__TASK BRIEF__: Pictures in the records below are skipped; the rest is copied exactly.
-------- DATA PROVIDED --------
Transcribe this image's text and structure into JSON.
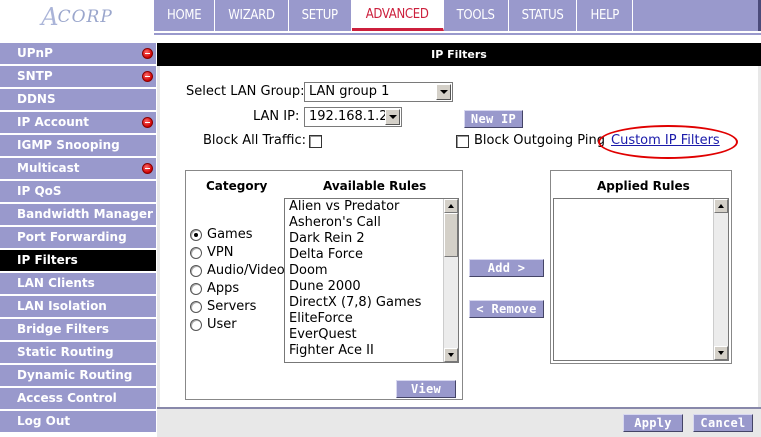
{
  "logo": {
    "text": "CORP",
    "initial": "A"
  },
  "nav": {
    "items": [
      "HOME",
      "WIZARD",
      "SETUP",
      "ADVANCED",
      "TOOLS",
      "STATUS",
      "HELP"
    ],
    "active": "ADVANCED"
  },
  "sidebar": {
    "items": [
      {
        "label": "UPnP",
        "alert": true
      },
      {
        "label": "SNTP",
        "alert": true
      },
      {
        "label": "DDNS",
        "alert": false
      },
      {
        "label": "IP Account",
        "alert": true
      },
      {
        "label": "IGMP Snooping",
        "alert": false
      },
      {
        "label": "Multicast",
        "alert": true
      },
      {
        "label": "IP QoS",
        "alert": false
      },
      {
        "label": "Bandwidth Manager",
        "alert": false
      },
      {
        "label": "Port Forwarding",
        "alert": false
      },
      {
        "label": "IP Filters",
        "alert": false
      },
      {
        "label": "LAN Clients",
        "alert": false
      },
      {
        "label": "LAN Isolation",
        "alert": false
      },
      {
        "label": "Bridge Filters",
        "alert": false
      },
      {
        "label": "Static Routing",
        "alert": false
      },
      {
        "label": "Dynamic Routing",
        "alert": false
      },
      {
        "label": "Access Control",
        "alert": false
      },
      {
        "label": "Log Out",
        "alert": false
      }
    ],
    "active": "IP Filters"
  },
  "panel": {
    "title": "IP Filters",
    "select_lan_group_label": "Select LAN Group:",
    "select_lan_group_value": "LAN group 1",
    "lan_ip_label": "LAN IP:",
    "lan_ip_value": "192.168.1.2",
    "new_ip_button": "New IP",
    "block_all_traffic_label": "Block All Traffic:",
    "block_outgoing_ping_label": "Block Outgoing Ping",
    "custom_ip_filters_link": "Custom IP Filters",
    "category_header": "Category",
    "available_rules_header": "Available Rules",
    "applied_rules_header": "Applied Rules",
    "categories": [
      {
        "label": "Games",
        "selected": true
      },
      {
        "label": "VPN",
        "selected": false
      },
      {
        "label": "Audio/Video",
        "selected": false
      },
      {
        "label": "Apps",
        "selected": false
      },
      {
        "label": "Servers",
        "selected": false
      },
      {
        "label": "User",
        "selected": false
      }
    ],
    "available_rules": [
      "Alien vs Predator",
      "Asheron's Call",
      "Dark Rein 2",
      "Delta Force",
      "Doom",
      "Dune 2000",
      "DirectX (7,8) Games",
      "EliteForce",
      "EverQuest",
      "Fighter Ace II"
    ],
    "add_button": "Add >",
    "remove_button": "< Remove",
    "view_button": "View",
    "apply_button": "Apply",
    "cancel_button": "Cancel"
  },
  "colors": {
    "nav_bg": "#9999cc",
    "active_red": "#cc1f3c",
    "highlight_oval": "#e00000"
  }
}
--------
__OUTPUT BELOW__:
Transcribe this image's text and structure into JSON.
{
  "logo": {
    "text": "CORP",
    "initial": "A"
  },
  "nav": {
    "items": [
      "HOME",
      "WIZARD",
      "SETUP",
      "ADVANCED",
      "TOOLS",
      "STATUS",
      "HELP"
    ],
    "active": "ADVANCED"
  },
  "sidebar": {
    "items": [
      {
        "label": "UPnP",
        "alert": true
      },
      {
        "label": "SNTP",
        "alert": true
      },
      {
        "label": "DDNS",
        "alert": false
      },
      {
        "label": "IP Account",
        "alert": true
      },
      {
        "label": "IGMP Snooping",
        "alert": false
      },
      {
        "label": "Multicast",
        "alert": true
      },
      {
        "label": "IP QoS",
        "alert": false
      },
      {
        "label": "Bandwidth Manager",
        "alert": false
      },
      {
        "label": "Port Forwarding",
        "alert": false
      },
      {
        "label": "IP Filters",
        "alert": false
      },
      {
        "label": "LAN Clients",
        "alert": false
      },
      {
        "label": "LAN Isolation",
        "alert": false
      },
      {
        "label": "Bridge Filters",
        "alert": false
      },
      {
        "label": "Static Routing",
        "alert": false
      },
      {
        "label": "Dynamic Routing",
        "alert": false
      },
      {
        "label": "Access Control",
        "alert": false
      },
      {
        "label": "Log Out",
        "alert": false
      }
    ],
    "active": "IP Filters"
  },
  "panel": {
    "title": "IP Filters",
    "select_lan_group_label": "Select LAN Group:",
    "select_lan_group_value": "LAN group 1",
    "lan_ip_label": "LAN IP:",
    "lan_ip_value": "192.168.1.2",
    "new_ip_button": "New IP",
    "block_all_traffic_label": "Block All Traffic:",
    "block_outgoing_ping_label": "Block Outgoing Ping",
    "custom_ip_filters_link": "Custom IP Filters",
    "category_header": "Category",
    "available_rules_header": "Available Rules",
    "applied_rules_header": "Applied Rules",
    "categories": [
      {
        "label": "Games",
        "selected": true
      },
      {
        "label": "VPN",
        "selected": false
      },
      {
        "label": "Audio/Video",
        "selected": false
      },
      {
        "label": "Apps",
        "selected": false
      },
      {
        "label": "Servers",
        "selected": false
      },
      {
        "label": "User",
        "selected": false
      }
    ],
    "available_rules": [
      "Alien vs Predator",
      "Asheron's Call",
      "Dark Rein 2",
      "Delta Force",
      "Doom",
      "Dune 2000",
      "DirectX (7,8) Games",
      "EliteForce",
      "EverQuest",
      "Fighter Ace II"
    ],
    "add_button": "Add >",
    "remove_button": "< Remove",
    "view_button": "View",
    "apply_button": "Apply",
    "cancel_button": "Cancel"
  },
  "colors": {
    "nav_bg": "#9999cc",
    "active_red": "#cc1f3c",
    "highlight_oval": "#e00000"
  }
}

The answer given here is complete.